Task statement. Go through the records and copy each line where the word "this" occurs.

(Entries taken from a collection)
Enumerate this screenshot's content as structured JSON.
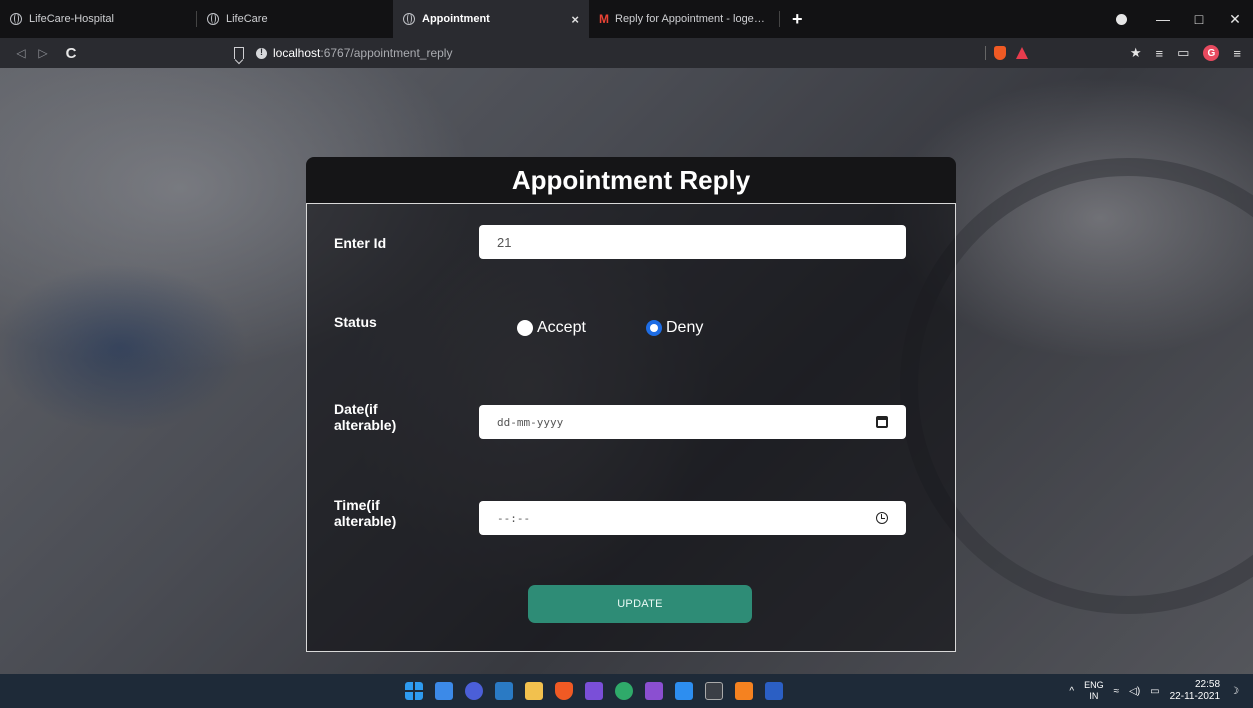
{
  "browser": {
    "tabs": [
      {
        "title": "LifeCare-Hospital",
        "active": false,
        "icon": "globe-icon"
      },
      {
        "title": "LifeCare",
        "active": false,
        "icon": "globe-icon"
      },
      {
        "title": "Appointment",
        "active": true,
        "icon": "globe-icon"
      },
      {
        "title": "Reply for Appointment - logeshavana",
        "active": false,
        "icon": "gmail-icon"
      }
    ],
    "close_tab": "×",
    "new_tab": "+",
    "window_controls": {
      "minimize": "—",
      "maximize": "□",
      "close": "✕"
    },
    "url": {
      "host": "localhost",
      "path": ":6767/appointment_reply"
    },
    "nav": {
      "back": "◁",
      "forward": "▷",
      "reload": "C"
    },
    "right_tools": {
      "extensions": "★",
      "playlist": "≡",
      "wallet": "▭",
      "menu": "≡",
      "ext_badge": "G"
    }
  },
  "form": {
    "title": "Appointment Reply",
    "id_label": "Enter Id",
    "id_value": "21",
    "status_label": "Status",
    "status_options": [
      {
        "label": "Accept",
        "checked": false
      },
      {
        "label": "Deny",
        "checked": true
      }
    ],
    "date_label_line1": "Date(if",
    "date_label_line2": "alterable)",
    "date_placeholder": "dd-mm-yyyy",
    "time_label_line1": "Time(if",
    "time_label_line2": "alterable)",
    "time_placeholder": "--:--",
    "submit_label": "UPDATE"
  },
  "taskbar": {
    "language": "ENG",
    "region": "IN",
    "time": "22:58",
    "date": "22-11-2021",
    "tray_caret": "^"
  },
  "colors": {
    "accent_button": "#2e8c76",
    "radio_checked": "#1e6de4",
    "taskbar": "#1e2a38"
  }
}
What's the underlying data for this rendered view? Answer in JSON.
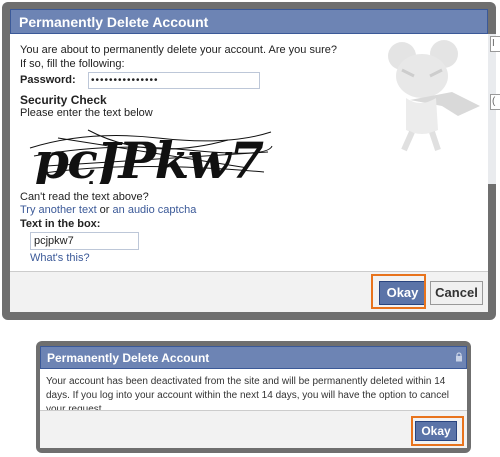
{
  "dialog1": {
    "title": "Permanently Delete Account",
    "intro_line1": "You are about to permanently delete your account. Are you sure?",
    "intro_line2": "If so, fill the following:",
    "password_label": "Password:",
    "password_value": "•••••••••••••••",
    "security_heading": "Security Check",
    "security_instruction": "Please enter the text below",
    "captcha_text": "pcJPkw7",
    "cant_read": "Can't read the text above?",
    "try_another": "Try another text",
    "or_text": " or ",
    "audio_captcha": "an audio captcha",
    "text_label": "Text in the box:",
    "text_value": "pcjpkw7",
    "whats_this": "What's this?",
    "okay_label": "Okay",
    "cancel_label": "Cancel"
  },
  "dialog2": {
    "title": "Permanently Delete Account",
    "message": "Your account has been deactivated from the site and will be permanently deleted within 14 days. If you log into your account within the next 14 days, you will have the option to cancel your request.",
    "okay_label": "Okay"
  },
  "colors": {
    "title_bar": "#6d84b4",
    "link": "#3b5998",
    "highlight": "#e8731c"
  }
}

Your solution.
Enumerate this screenshot's content as structured JSON.
What's the underlying data for this rendered view? Answer in JSON.
    "whats_this": "What's this?",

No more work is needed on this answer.